A bronze statue of Rocky, called "ROCKY", was commissioned by Sylvester Stallone and created by A. Thomas Schomberg in 1981. Three statues were created, and one was placed on the top of the steps of the Philadelphia Museum of Art for the filming of Rocky III. After filming was complete, a furious debate erupted in Philadelphia between the Art Museum and the City's Art Commission over the meaning of "art". Claiming the statue was not "art" but rather a "movie prop" the city considered various alternative locations and settled upon the front of the Spectrum in South Philadelphia. It was later returned to the Art Museum where it was used in the filming of Rocky V, as well as Mannequin and Philadelphia. Afterward, it was again moved to the front of the Spectrum. The statue was returned to the museum's steps on September 8, 2006.
In Rocky Balboa, when Rocky told Paulie that he is going to make a comeback, Paulie suggested "you mad because they took down your statue?" which Rocky denied.
The third of the three statues was listed on eBay in early 2005, with a starting bid of $5 million. It was being auctioned to raise funds for the International Institute for Sport and Olympic History.
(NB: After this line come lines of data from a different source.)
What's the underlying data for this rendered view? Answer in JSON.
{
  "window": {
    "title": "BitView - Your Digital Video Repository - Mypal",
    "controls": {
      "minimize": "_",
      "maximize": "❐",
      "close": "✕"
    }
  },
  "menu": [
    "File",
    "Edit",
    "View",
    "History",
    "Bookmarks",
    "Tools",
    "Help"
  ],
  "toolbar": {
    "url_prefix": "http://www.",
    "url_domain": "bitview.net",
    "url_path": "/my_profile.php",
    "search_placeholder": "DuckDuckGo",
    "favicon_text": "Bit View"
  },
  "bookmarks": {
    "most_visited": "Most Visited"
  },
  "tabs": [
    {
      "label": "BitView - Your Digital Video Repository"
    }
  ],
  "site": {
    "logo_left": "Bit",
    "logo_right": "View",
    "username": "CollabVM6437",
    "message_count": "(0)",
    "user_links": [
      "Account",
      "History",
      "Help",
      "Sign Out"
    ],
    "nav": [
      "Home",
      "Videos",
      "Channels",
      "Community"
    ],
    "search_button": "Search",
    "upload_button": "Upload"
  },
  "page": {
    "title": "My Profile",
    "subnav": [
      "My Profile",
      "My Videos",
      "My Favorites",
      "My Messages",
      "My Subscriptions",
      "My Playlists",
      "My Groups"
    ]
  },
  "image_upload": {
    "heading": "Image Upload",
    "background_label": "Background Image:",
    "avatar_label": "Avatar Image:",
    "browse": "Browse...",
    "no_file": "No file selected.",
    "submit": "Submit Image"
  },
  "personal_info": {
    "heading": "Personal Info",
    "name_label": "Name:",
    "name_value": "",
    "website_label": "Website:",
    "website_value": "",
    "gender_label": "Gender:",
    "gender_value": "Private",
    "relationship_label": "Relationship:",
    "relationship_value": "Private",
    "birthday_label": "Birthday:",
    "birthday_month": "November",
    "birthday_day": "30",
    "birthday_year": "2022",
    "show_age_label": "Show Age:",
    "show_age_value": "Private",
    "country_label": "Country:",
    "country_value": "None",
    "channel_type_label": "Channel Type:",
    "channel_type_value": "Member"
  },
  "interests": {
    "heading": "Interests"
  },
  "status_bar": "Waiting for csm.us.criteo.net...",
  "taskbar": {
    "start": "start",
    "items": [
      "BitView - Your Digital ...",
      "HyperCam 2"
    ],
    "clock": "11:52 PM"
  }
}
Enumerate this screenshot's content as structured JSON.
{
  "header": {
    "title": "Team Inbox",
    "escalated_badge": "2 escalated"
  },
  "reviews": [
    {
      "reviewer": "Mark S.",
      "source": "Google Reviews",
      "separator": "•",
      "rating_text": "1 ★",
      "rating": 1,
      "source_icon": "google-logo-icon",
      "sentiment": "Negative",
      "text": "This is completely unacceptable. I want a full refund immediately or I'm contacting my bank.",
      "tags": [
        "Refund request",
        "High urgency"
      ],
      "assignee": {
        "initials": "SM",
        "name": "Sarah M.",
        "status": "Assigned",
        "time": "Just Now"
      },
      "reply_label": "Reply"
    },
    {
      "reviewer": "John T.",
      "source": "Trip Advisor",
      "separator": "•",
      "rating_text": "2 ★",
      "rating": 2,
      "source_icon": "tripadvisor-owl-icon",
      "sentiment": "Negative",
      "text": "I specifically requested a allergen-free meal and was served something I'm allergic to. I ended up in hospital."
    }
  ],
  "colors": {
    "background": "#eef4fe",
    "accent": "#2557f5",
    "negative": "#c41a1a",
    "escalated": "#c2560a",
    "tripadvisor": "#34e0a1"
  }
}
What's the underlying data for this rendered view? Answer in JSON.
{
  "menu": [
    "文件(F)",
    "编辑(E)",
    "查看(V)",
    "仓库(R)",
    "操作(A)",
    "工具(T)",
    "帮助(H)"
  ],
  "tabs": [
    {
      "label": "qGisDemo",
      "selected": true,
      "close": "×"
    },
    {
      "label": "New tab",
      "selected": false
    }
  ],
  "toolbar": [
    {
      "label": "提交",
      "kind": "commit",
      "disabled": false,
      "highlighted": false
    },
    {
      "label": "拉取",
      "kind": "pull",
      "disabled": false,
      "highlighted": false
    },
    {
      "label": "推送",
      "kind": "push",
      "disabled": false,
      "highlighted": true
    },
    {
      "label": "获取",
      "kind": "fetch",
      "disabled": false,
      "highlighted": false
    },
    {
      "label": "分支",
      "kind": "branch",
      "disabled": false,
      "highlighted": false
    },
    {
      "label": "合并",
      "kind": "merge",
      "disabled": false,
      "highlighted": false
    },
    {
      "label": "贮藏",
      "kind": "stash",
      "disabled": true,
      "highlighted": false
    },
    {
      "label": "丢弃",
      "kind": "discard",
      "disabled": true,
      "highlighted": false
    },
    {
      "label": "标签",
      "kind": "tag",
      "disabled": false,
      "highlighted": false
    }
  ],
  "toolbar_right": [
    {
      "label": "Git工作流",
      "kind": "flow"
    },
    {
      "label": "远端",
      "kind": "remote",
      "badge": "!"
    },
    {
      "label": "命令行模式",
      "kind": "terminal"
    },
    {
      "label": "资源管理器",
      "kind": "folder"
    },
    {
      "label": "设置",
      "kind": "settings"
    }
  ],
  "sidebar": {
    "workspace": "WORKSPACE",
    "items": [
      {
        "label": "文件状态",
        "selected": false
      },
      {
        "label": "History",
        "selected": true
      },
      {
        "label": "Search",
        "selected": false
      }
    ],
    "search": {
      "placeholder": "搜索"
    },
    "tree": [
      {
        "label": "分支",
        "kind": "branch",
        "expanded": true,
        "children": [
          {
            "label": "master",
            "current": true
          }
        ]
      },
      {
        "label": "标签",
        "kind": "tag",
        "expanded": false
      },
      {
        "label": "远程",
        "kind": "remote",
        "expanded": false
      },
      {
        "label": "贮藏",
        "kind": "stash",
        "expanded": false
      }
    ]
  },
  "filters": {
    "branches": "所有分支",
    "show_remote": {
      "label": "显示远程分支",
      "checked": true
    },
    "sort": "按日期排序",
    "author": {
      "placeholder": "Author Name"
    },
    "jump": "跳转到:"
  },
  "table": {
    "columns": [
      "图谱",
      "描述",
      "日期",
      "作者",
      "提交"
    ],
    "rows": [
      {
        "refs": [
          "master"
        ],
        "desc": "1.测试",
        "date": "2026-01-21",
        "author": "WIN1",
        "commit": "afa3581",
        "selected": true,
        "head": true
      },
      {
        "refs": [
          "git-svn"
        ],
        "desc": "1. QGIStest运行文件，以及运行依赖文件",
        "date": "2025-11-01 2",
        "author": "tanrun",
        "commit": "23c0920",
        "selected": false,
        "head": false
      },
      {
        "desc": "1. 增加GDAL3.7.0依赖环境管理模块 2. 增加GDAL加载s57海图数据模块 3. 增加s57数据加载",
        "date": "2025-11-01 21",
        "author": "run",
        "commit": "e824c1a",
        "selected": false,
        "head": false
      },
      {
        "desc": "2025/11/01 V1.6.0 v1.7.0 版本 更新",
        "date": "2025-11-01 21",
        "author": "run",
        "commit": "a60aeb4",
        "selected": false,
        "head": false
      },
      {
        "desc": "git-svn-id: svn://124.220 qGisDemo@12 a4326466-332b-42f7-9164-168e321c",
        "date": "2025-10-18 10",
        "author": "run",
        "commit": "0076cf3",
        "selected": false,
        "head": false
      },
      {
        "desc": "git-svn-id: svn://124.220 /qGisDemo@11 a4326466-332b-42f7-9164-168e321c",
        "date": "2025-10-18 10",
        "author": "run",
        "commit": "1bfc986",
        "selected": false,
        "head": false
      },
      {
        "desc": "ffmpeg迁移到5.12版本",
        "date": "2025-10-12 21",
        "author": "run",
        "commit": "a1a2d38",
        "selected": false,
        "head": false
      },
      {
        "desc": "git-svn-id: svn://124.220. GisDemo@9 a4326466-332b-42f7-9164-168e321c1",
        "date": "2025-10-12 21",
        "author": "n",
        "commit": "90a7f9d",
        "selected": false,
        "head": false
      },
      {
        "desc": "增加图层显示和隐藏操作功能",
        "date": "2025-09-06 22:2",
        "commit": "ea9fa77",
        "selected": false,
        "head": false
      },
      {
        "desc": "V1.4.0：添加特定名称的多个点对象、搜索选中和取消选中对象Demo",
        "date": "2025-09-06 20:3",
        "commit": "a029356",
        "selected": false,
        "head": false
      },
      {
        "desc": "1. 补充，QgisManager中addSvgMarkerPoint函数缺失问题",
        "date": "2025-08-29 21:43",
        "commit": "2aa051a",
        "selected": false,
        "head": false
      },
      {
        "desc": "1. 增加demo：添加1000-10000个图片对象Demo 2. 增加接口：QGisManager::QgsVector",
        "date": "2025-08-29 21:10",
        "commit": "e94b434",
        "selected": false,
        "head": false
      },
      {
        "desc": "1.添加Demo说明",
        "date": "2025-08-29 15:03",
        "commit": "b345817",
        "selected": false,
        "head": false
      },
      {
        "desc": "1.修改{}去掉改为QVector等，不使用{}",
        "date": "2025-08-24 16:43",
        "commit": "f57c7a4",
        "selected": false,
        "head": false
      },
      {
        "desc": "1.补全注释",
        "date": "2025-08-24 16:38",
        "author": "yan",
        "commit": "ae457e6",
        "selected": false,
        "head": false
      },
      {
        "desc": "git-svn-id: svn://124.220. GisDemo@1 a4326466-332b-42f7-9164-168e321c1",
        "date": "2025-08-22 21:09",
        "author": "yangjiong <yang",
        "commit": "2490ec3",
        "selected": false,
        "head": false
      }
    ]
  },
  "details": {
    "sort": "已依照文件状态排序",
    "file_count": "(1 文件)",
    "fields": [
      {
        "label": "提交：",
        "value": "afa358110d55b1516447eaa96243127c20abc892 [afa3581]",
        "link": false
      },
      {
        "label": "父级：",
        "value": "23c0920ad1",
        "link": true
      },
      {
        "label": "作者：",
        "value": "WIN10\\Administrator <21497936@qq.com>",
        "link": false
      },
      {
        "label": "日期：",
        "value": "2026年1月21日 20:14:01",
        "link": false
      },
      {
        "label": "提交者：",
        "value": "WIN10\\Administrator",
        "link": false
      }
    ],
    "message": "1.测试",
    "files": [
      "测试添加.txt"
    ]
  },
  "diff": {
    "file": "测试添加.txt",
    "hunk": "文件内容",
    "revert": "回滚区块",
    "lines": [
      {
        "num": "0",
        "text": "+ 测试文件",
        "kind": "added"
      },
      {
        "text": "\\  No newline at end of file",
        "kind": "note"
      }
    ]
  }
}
It failed to sell and was listed again for $3 million; after receiving only one bid, which turned out to be fraudulent, it has been re-listed several times for $1 million. The statues weigh 800 pounds each and stand about 8'6" tall.
Critical response 
Box office 
Rocky III was an enormous box office success and surpassed the gross of its predecessor. Roger Ebert and Gene Siskel attributed the film's success to the positive reaction from critics and audiences towards Rocky II and the production team's "quality control" of that film. Siskel stated "if you want a hugely successful series, then make sure that the second one is a winner". The film grossed $16,015,408 in its opening weekend and earned $125,049,125 during its North American theatrical run, becoming the fourth highest grossing film of 1982; its worldwide box-office earnings stand at around $270 million.
Rocky III was nominated for both the Award of the Japanese Academy for Best Foreign Language Film and Best Motion Picture at the Image Awards. The film's theme song Eye of the Tiger was nominated for Best Original Song at the Academy Awards, the BAFTA Film Awards and the Golden Globes.
- Muscle & Fitness, Sept, 2004 by Michael Berg
- International Institute for Sport and Olympic History - A Non-profit, Educational Corporation under 501c3, IISOH
- "Rocky III Movie Reviews, Pictures". Rotten Tomatoes. Retrieved June 11, 2010.
- "Box Office History for Rocky Movies". The Numbers. Nash Information Services. Retrieved January 3, 2012.
- Siskel & Ebert - At the Movies: The Secret of Star Wars on YouTube. Retrieved June 11, 2010.
- "Box Office and Business Information for Rocky III". IMDb.com. Retrieved June 11, 2010.
- "Box Office Information for Rocky III". Box Office Mojo. Retrieved June 11, 2010.
- "1982 Domestic Grosses". Box Office Mojo. Retrieved June 11, 2010.
- Scott, Vernon (November 12, 1982). "Stallone found new life in new film". The Bulletin (Bend, Oregon). Retrieved July 4, 2012.
- "Rocky III: Award Wins and Nominations". IMDb.com. Retrieved June 11, 2010.
|Wikiquote has a collection of quotations related to: Rocky III|
- Official Rocky Anthology Site
- Rocky III at the Internet Movie Database
- Rocky III at AllRovi
- Rocky III at Box Office Mojo
- Rocky III at Rotten Tomatoes